I'm often asked how I go about evaluating clinical data. Here's how I do it. Since all we have is Rexahn's press release describing the Serdaxin phase II study in depression, that's what I'll use to parse the data:

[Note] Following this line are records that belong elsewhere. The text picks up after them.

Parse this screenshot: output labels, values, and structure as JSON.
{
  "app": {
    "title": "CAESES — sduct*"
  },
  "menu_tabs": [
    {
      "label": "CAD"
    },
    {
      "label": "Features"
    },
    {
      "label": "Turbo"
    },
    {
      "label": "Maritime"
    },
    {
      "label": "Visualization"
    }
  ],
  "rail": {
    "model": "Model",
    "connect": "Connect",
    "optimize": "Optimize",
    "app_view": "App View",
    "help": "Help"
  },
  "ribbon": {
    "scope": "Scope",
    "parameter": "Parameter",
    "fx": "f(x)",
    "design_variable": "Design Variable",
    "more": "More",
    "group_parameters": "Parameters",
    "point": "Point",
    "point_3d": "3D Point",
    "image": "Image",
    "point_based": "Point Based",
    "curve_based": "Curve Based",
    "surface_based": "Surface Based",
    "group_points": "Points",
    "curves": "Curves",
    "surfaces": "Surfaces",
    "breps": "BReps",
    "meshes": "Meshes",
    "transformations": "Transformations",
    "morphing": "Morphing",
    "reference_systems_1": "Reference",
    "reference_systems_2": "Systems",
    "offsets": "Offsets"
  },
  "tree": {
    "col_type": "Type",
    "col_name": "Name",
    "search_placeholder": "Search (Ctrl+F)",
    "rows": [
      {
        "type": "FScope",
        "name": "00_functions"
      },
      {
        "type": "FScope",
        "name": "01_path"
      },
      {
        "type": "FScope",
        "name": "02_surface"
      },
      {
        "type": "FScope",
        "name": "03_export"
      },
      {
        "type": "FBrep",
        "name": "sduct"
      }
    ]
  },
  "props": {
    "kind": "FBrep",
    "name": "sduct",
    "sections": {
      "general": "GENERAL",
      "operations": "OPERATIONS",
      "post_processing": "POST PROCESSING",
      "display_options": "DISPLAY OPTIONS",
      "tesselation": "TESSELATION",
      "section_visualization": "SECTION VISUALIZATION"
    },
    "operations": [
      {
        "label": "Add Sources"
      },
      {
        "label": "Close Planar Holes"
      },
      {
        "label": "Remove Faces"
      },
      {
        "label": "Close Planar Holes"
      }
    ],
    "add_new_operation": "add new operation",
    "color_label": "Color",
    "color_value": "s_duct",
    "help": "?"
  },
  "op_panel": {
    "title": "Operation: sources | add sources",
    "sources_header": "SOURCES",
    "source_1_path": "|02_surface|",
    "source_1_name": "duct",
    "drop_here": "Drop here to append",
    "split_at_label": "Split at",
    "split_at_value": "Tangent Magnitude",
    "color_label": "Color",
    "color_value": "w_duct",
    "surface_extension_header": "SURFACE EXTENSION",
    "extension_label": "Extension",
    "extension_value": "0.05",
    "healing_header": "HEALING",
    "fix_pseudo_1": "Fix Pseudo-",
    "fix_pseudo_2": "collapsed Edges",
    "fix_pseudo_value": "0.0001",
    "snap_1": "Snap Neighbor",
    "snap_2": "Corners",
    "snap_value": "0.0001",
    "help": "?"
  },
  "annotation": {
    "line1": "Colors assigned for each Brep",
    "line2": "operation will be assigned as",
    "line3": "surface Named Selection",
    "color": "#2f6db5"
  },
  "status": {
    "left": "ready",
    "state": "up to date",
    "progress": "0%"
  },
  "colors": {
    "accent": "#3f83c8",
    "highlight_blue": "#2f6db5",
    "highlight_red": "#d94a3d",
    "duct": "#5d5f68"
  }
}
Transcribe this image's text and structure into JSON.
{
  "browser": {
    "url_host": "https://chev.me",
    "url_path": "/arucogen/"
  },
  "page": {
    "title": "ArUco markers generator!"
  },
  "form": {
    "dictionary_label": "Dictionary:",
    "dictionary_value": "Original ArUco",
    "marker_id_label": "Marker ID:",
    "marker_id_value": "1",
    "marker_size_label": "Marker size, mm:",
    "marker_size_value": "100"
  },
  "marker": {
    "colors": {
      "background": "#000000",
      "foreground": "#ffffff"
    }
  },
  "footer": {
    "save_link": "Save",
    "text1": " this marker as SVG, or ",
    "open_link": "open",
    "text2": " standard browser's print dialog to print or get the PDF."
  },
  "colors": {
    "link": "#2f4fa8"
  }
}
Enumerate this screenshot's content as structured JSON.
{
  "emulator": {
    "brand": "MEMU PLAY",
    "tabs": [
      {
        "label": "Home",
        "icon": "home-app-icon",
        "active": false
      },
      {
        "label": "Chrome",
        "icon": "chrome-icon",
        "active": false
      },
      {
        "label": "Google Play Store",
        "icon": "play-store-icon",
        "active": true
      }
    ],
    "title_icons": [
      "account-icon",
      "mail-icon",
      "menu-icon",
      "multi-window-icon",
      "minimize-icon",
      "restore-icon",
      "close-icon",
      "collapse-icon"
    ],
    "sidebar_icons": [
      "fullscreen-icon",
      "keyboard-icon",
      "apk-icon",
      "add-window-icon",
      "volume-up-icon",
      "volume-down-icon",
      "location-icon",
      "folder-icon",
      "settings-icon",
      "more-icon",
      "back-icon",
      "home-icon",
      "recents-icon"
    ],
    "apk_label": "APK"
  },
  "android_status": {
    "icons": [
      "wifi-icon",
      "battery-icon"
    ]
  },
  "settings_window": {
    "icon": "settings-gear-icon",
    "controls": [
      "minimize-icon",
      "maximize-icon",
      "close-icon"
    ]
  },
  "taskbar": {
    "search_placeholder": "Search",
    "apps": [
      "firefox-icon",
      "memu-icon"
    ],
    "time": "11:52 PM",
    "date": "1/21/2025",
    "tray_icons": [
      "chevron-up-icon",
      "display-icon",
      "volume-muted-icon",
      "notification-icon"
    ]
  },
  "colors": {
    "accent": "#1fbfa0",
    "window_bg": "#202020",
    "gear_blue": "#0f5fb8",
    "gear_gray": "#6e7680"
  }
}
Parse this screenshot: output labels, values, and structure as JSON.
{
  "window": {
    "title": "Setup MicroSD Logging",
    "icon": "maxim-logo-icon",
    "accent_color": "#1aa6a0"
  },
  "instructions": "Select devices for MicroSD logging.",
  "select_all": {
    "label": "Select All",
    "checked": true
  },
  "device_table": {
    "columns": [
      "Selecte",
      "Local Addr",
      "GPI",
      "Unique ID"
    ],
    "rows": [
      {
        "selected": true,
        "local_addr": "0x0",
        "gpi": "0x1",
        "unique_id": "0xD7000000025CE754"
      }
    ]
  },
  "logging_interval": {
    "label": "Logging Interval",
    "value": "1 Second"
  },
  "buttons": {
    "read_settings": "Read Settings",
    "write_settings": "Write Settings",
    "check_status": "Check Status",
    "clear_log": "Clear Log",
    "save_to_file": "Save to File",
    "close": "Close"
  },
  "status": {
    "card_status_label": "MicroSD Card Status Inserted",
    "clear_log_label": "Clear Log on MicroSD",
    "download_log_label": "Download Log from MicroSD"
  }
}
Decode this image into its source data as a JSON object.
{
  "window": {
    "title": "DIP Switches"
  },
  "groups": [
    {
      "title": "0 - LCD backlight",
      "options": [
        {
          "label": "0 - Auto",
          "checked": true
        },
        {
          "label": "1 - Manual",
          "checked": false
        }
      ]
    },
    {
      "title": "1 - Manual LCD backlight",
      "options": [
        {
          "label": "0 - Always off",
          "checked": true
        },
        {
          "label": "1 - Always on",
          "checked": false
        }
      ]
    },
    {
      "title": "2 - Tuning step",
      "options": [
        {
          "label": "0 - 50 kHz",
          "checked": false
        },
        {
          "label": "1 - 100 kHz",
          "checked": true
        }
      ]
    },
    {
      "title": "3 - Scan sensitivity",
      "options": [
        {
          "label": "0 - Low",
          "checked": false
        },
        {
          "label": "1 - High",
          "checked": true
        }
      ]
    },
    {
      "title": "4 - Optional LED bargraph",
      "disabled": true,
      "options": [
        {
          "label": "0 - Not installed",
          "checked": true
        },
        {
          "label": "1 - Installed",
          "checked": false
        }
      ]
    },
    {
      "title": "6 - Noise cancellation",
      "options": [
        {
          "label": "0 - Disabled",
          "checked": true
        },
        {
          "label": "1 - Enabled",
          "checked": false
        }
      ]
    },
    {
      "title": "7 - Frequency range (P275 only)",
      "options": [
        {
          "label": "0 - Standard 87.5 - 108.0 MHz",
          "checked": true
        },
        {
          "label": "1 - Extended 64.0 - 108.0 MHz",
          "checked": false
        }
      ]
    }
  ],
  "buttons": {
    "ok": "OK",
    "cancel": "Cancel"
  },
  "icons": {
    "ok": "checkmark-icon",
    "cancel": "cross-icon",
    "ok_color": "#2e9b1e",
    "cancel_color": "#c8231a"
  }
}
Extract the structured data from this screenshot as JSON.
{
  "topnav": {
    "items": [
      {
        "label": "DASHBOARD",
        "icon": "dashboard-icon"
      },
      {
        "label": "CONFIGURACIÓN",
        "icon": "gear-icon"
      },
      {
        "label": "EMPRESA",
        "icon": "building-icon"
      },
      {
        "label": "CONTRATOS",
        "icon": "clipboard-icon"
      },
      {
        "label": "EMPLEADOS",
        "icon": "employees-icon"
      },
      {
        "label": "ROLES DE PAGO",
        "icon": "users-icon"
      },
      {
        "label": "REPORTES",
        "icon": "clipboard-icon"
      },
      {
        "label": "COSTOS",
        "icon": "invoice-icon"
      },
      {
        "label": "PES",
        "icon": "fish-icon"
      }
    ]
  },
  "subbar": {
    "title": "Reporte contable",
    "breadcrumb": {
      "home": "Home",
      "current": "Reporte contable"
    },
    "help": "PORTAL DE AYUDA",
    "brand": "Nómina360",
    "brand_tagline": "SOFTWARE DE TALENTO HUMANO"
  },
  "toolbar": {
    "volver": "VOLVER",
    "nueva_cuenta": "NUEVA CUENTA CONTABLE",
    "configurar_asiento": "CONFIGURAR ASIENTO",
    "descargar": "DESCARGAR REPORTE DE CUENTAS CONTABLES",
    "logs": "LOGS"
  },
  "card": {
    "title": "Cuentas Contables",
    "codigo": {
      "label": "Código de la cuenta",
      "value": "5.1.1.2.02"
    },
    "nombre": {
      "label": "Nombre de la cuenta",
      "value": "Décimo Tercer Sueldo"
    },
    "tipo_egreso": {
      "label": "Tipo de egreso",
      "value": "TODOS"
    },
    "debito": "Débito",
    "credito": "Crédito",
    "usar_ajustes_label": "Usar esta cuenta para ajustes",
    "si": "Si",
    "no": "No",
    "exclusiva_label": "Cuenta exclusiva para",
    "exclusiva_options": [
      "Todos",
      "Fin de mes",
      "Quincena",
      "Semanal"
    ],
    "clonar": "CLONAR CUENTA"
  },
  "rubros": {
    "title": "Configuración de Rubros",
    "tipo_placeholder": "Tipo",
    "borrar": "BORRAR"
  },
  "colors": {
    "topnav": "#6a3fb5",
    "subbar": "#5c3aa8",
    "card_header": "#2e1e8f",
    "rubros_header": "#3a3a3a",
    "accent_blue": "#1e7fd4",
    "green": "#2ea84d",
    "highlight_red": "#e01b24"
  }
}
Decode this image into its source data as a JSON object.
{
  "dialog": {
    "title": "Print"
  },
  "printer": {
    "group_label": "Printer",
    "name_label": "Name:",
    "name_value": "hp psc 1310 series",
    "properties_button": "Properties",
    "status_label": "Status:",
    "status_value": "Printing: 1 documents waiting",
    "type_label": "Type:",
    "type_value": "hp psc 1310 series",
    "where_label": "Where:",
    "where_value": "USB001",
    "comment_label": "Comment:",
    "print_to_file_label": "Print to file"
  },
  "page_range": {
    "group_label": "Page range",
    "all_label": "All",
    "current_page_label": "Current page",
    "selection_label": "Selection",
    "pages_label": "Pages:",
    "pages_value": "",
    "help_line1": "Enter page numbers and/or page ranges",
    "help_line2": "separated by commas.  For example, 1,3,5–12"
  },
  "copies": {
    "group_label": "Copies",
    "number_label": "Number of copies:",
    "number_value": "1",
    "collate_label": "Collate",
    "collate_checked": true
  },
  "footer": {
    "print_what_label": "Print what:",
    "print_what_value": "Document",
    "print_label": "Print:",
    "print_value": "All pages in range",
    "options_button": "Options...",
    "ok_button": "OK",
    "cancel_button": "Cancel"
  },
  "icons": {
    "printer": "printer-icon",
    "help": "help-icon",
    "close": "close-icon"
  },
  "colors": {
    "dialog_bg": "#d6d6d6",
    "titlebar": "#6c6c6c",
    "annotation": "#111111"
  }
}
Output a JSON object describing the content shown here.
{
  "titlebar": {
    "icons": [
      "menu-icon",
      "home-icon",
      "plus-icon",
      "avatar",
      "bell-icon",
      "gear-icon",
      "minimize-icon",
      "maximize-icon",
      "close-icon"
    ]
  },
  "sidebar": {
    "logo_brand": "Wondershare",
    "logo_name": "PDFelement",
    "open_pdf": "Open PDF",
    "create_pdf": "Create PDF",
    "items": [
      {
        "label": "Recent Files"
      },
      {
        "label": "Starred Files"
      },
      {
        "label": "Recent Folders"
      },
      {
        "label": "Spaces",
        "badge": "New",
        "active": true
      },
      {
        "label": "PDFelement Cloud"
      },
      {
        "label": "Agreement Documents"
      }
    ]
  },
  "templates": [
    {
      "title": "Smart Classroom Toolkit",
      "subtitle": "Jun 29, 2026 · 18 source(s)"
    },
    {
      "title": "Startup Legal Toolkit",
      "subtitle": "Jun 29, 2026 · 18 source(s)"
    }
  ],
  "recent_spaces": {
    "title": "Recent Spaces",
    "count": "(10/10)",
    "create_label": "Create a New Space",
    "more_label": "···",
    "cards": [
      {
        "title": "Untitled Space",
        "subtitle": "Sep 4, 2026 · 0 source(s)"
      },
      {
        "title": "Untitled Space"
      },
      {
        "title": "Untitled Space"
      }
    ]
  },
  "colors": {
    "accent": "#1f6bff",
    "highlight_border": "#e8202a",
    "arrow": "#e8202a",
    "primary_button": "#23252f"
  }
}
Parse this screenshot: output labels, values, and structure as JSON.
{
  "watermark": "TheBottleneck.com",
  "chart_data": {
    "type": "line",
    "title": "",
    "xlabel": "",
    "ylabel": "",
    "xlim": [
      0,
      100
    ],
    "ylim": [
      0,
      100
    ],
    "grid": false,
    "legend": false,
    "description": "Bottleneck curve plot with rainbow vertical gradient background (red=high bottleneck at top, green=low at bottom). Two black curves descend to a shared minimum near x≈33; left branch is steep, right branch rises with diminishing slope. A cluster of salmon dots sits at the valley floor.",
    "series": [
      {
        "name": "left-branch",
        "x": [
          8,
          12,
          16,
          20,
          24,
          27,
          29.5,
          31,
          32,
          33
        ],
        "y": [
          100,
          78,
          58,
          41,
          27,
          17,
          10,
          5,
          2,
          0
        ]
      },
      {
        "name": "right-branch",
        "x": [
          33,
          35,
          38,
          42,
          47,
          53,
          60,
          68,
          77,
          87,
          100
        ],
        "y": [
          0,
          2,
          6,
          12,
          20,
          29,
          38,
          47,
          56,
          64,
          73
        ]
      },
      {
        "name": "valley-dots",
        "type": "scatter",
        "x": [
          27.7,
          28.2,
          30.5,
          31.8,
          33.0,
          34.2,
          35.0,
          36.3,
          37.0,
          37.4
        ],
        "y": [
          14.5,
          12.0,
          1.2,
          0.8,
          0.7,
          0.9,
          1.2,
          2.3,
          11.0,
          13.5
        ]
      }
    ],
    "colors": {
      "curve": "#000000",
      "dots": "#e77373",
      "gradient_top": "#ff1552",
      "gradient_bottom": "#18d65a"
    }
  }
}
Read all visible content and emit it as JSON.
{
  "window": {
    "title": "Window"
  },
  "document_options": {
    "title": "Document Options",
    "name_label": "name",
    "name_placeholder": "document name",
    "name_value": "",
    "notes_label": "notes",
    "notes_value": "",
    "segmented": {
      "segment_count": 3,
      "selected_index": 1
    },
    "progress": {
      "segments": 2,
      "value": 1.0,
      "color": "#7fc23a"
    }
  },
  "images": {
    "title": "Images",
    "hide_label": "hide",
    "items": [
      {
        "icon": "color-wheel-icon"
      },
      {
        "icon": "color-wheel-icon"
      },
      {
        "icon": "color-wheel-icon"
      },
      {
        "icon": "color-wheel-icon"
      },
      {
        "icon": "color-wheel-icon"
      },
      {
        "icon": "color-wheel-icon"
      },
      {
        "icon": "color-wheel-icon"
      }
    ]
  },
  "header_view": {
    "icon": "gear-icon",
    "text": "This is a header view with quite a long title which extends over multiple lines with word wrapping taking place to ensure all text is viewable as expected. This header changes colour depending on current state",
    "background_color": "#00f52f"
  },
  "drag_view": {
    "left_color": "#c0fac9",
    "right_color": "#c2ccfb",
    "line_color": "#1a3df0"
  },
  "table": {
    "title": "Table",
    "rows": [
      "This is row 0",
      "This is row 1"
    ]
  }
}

Rexahn's press release begins:"The randomized, double blind, placebo controlled and dose ranging clinical trial enrolled 77 patients at multiple sites in the United States. The results of the subgroup analysis are compelling and warrant further study in a larger phase 2 trial." A good start. Rexahn designed the phase II study with a placebo control arm, to which we can compare and evaluate Serdaxin's efficacy and safety. The study is dose ranging, too, so we can see whether escalating doses of Serdaxin improve efficacy and/or cause added side effects. "The results of a subgroup analysis..." The first warning bell goes off and we've barely gotten started. When a company highlights a positive subgroup analysis, it often means the overall study was negative, forcing the company to go on a fishing expedition through the data to find a group of patients with positive results. Let's see what Rexahn says next about the Serdaxin data. "In the subgroup analysis, the study showed that patients with severe MDD taking 5 mg of Serdaxin had significant improvement in Montgomery-Asberg Depression Rating Scale (MADRS) scores after 8 weeks of treatment, compared to placebo. Among the 77 patients, 53 patients were classified as having severe MDD. Of the 14 patients treated with 5 mg of Serdaxin MADRS scores improved by 55.6%, compared to only 34.0% in the placebo group (n=14), which was statistically significant (p less than 0.041) on an intent to treat basis." Alright, here's the positive data referenced in the first paragraph. The subgroup is patients with severe depression. Treatment with 5 mg of Serdaxin resulted in an almost 56% improvement in MADRS scores compared to a 34% improvement for patients treated with placebo. The result was statistically significant, although just barely, with a p value of less than 0.041. The MADRS scale is a rigorous and commonly used efficacy measure in depression studies, so no quibbles there. But Rexahn's disclosure of the "positive" data in this paragraph comes with some gaping discrepancies. Let's start with the identified subgroup of patients with severe depression, which accounts for 69% (53 of 77) of the patients enrolled. Was this a prospectively defined subgroup of patients? Rexahn doesn't say, but I have my doubts.